An article that discussed President Obama's public campaign to boost exports told readers that the federal government "has little control" over the value of the dollar. This is not true. The Treasury and Fed could set out to lower the value of the dollar if they opted to do so. This could mean selling dollars in international money markets and buying other countries' currencies. They could even opt to peg the value of the dollar against other countries currencies, as China has done with the dollar.
In the Clinton years, Robert Rubin had a policy of pushing up the value of the dollar. He put muscle behind this effort through the U.S. control of the IMF at the time of the East Asian financial crisis. The conditions that the IMF imposed were so onerous that developing countries decided that they needed to accumulate massive amounts of reserves in order to avoid being put in a similar situation. This meant accumulating large amounts of dollars. They did this by keeping down the value of their currencies against the dollar (i.e. raising the value of the dollar).
It is very misleading to assert that the value of the dollar is outside of the government's control.

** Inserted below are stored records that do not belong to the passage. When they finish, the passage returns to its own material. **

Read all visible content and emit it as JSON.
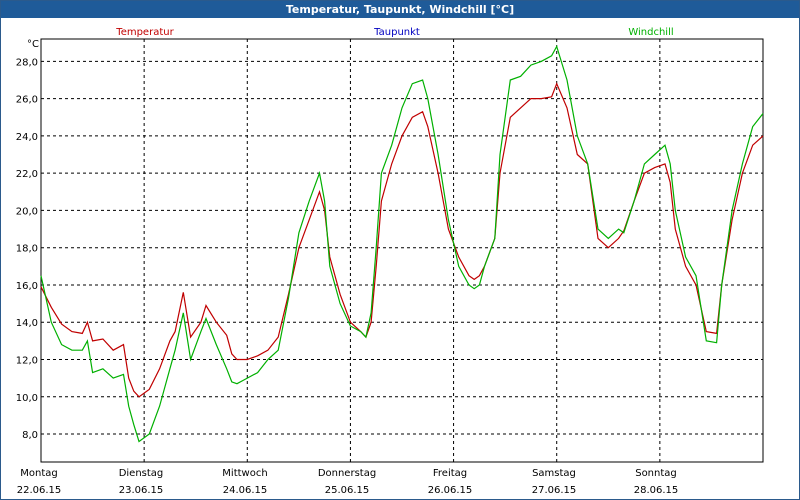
{
  "window": {
    "title": "Temperatur, Taupunkt, Windchill [°C]"
  },
  "colors": {
    "temperatur": "#c00000",
    "taupunkt": "#0000c0",
    "windchill": "#00b000",
    "grid": "#000000"
  },
  "chart_data": {
    "type": "line",
    "title": "Temperatur, Taupunkt, Windchill [°C]",
    "ylabel": "°C",
    "ylim": [
      6.5,
      29.2
    ],
    "yticks": [
      "8,0",
      "10,0",
      "12,0",
      "14,0",
      "16,0",
      "18,0",
      "20,0",
      "22,0",
      "24,0",
      "26,0",
      "28,0"
    ],
    "grid": true,
    "legend_position": "top",
    "x_days": [
      {
        "day": "Montag",
        "date": "22.06.15"
      },
      {
        "day": "Dienstag",
        "date": "23.06.15"
      },
      {
        "day": "Mittwoch",
        "date": "24.06.15"
      },
      {
        "day": "Donnerstag",
        "date": "25.06.15"
      },
      {
        "day": "Freitag",
        "date": "26.06.15"
      },
      {
        "day": "Samstag",
        "date": "27.06.15"
      },
      {
        "day": "Sonntag",
        "date": "28.06.15"
      }
    ],
    "x_unit": "days since 22.06.15 00:00",
    "xlim": [
      0,
      7.0
    ],
    "series": [
      {
        "name": "Temperatur",
        "color": "#c00000",
        "points": [
          [
            0.0,
            15.9
          ],
          [
            0.1,
            14.8
          ],
          [
            0.2,
            13.9
          ],
          [
            0.3,
            13.5
          ],
          [
            0.4,
            13.4
          ],
          [
            0.45,
            14.0
          ],
          [
            0.5,
            13.0
          ],
          [
            0.6,
            13.1
          ],
          [
            0.7,
            12.5
          ],
          [
            0.8,
            12.8
          ],
          [
            0.85,
            11.0
          ],
          [
            0.9,
            10.3
          ],
          [
            0.95,
            10.0
          ],
          [
            1.05,
            10.4
          ],
          [
            1.15,
            11.5
          ],
          [
            1.25,
            13.0
          ],
          [
            1.3,
            13.5
          ],
          [
            1.38,
            15.6
          ],
          [
            1.45,
            13.2
          ],
          [
            1.55,
            14.0
          ],
          [
            1.6,
            14.9
          ],
          [
            1.7,
            14.0
          ],
          [
            1.8,
            13.3
          ],
          [
            1.85,
            12.3
          ],
          [
            1.9,
            12.0
          ],
          [
            2.0,
            12.0
          ],
          [
            2.1,
            12.2
          ],
          [
            2.2,
            12.5
          ],
          [
            2.3,
            13.2
          ],
          [
            2.4,
            15.5
          ],
          [
            2.5,
            18.0
          ],
          [
            2.6,
            19.5
          ],
          [
            2.7,
            21.0
          ],
          [
            2.75,
            20.0
          ],
          [
            2.8,
            17.5
          ],
          [
            2.9,
            15.5
          ],
          [
            3.0,
            14.0
          ],
          [
            3.1,
            13.5
          ],
          [
            3.15,
            13.2
          ],
          [
            3.2,
            14.0
          ],
          [
            3.25,
            17.0
          ],
          [
            3.3,
            20.5
          ],
          [
            3.4,
            22.5
          ],
          [
            3.5,
            24.0
          ],
          [
            3.6,
            25.0
          ],
          [
            3.7,
            25.3
          ],
          [
            3.75,
            24.5
          ],
          [
            3.85,
            22.0
          ],
          [
            3.95,
            19.0
          ],
          [
            4.05,
            17.5
          ],
          [
            4.15,
            16.5
          ],
          [
            4.2,
            16.3
          ],
          [
            4.25,
            16.5
          ],
          [
            4.3,
            17.0
          ],
          [
            4.4,
            18.5
          ],
          [
            4.45,
            22.0
          ],
          [
            4.55,
            25.0
          ],
          [
            4.65,
            25.5
          ],
          [
            4.75,
            26.0
          ],
          [
            4.85,
            26.0
          ],
          [
            4.95,
            26.1
          ],
          [
            5.0,
            26.8
          ],
          [
            5.1,
            25.5
          ],
          [
            5.2,
            23.0
          ],
          [
            5.3,
            22.5
          ],
          [
            5.4,
            18.5
          ],
          [
            5.5,
            18.0
          ],
          [
            5.6,
            18.5
          ],
          [
            5.65,
            18.9
          ],
          [
            5.75,
            20.5
          ],
          [
            5.85,
            22.0
          ],
          [
            5.95,
            22.3
          ],
          [
            6.05,
            22.5
          ],
          [
            6.1,
            21.5
          ],
          [
            6.15,
            19.0
          ],
          [
            6.25,
            17.0
          ],
          [
            6.35,
            16.0
          ],
          [
            6.45,
            13.5
          ],
          [
            6.55,
            13.4
          ],
          [
            6.6,
            16.0
          ],
          [
            6.7,
            19.5
          ],
          [
            6.8,
            22.0
          ],
          [
            6.9,
            23.5
          ],
          [
            7.0,
            24.0
          ]
        ]
      },
      {
        "name": "Taupunkt",
        "color": "#0000c0",
        "points": []
      },
      {
        "name": "Windchill",
        "color": "#00b000",
        "points": [
          [
            0.0,
            16.5
          ],
          [
            0.1,
            14.0
          ],
          [
            0.2,
            12.8
          ],
          [
            0.3,
            12.5
          ],
          [
            0.4,
            12.5
          ],
          [
            0.45,
            13.0
          ],
          [
            0.5,
            11.3
          ],
          [
            0.6,
            11.5
          ],
          [
            0.7,
            11.0
          ],
          [
            0.8,
            11.2
          ],
          [
            0.85,
            9.5
          ],
          [
            0.9,
            8.5
          ],
          [
            0.95,
            7.6
          ],
          [
            1.05,
            8.0
          ],
          [
            1.15,
            9.5
          ],
          [
            1.25,
            11.5
          ],
          [
            1.3,
            12.5
          ],
          [
            1.38,
            14.5
          ],
          [
            1.45,
            12.0
          ],
          [
            1.55,
            13.5
          ],
          [
            1.6,
            14.2
          ],
          [
            1.7,
            12.8
          ],
          [
            1.8,
            11.5
          ],
          [
            1.85,
            10.8
          ],
          [
            1.9,
            10.7
          ],
          [
            2.0,
            11.0
          ],
          [
            2.1,
            11.3
          ],
          [
            2.2,
            12.0
          ],
          [
            2.3,
            12.5
          ],
          [
            2.4,
            15.3
          ],
          [
            2.5,
            18.8
          ],
          [
            2.6,
            20.5
          ],
          [
            2.7,
            22.0
          ],
          [
            2.75,
            20.5
          ],
          [
            2.8,
            17.0
          ],
          [
            2.9,
            15.0
          ],
          [
            3.0,
            13.8
          ],
          [
            3.1,
            13.5
          ],
          [
            3.15,
            13.2
          ],
          [
            3.2,
            14.5
          ],
          [
            3.25,
            18.0
          ],
          [
            3.3,
            22.0
          ],
          [
            3.4,
            23.5
          ],
          [
            3.5,
            25.5
          ],
          [
            3.6,
            26.8
          ],
          [
            3.7,
            27.0
          ],
          [
            3.75,
            26.0
          ],
          [
            3.85,
            23.0
          ],
          [
            3.95,
            19.5
          ],
          [
            4.05,
            17.0
          ],
          [
            4.15,
            16.0
          ],
          [
            4.2,
            15.8
          ],
          [
            4.25,
            16.0
          ],
          [
            4.3,
            17.0
          ],
          [
            4.4,
            18.5
          ],
          [
            4.45,
            23.0
          ],
          [
            4.55,
            27.0
          ],
          [
            4.65,
            27.2
          ],
          [
            4.75,
            27.8
          ],
          [
            4.85,
            28.0
          ],
          [
            4.95,
            28.3
          ],
          [
            5.0,
            28.8
          ],
          [
            5.1,
            27.0
          ],
          [
            5.2,
            24.0
          ],
          [
            5.3,
            22.5
          ],
          [
            5.4,
            19.0
          ],
          [
            5.5,
            18.5
          ],
          [
            5.6,
            19.0
          ],
          [
            5.65,
            18.8
          ],
          [
            5.75,
            20.5
          ],
          [
            5.85,
            22.5
          ],
          [
            5.95,
            23.0
          ],
          [
            6.05,
            23.5
          ],
          [
            6.1,
            22.5
          ],
          [
            6.15,
            20.0
          ],
          [
            6.25,
            17.5
          ],
          [
            6.35,
            16.5
          ],
          [
            6.45,
            13.0
          ],
          [
            6.55,
            12.9
          ],
          [
            6.6,
            16.0
          ],
          [
            6.7,
            20.0
          ],
          [
            6.8,
            22.5
          ],
          [
            6.9,
            24.5
          ],
          [
            7.0,
            25.2
          ]
        ]
      }
    ]
  }
}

President Obama, like his predecessors, has allowed the dollar to remain over-valued. An over-valued dollar effectively subsidizes imports and imposes a tariff on exports. There is nothing that President Obama's new competitiveness panel can realistically hope to do that would come close to offsetting the competitive disadvantage created by an over-valued dollar.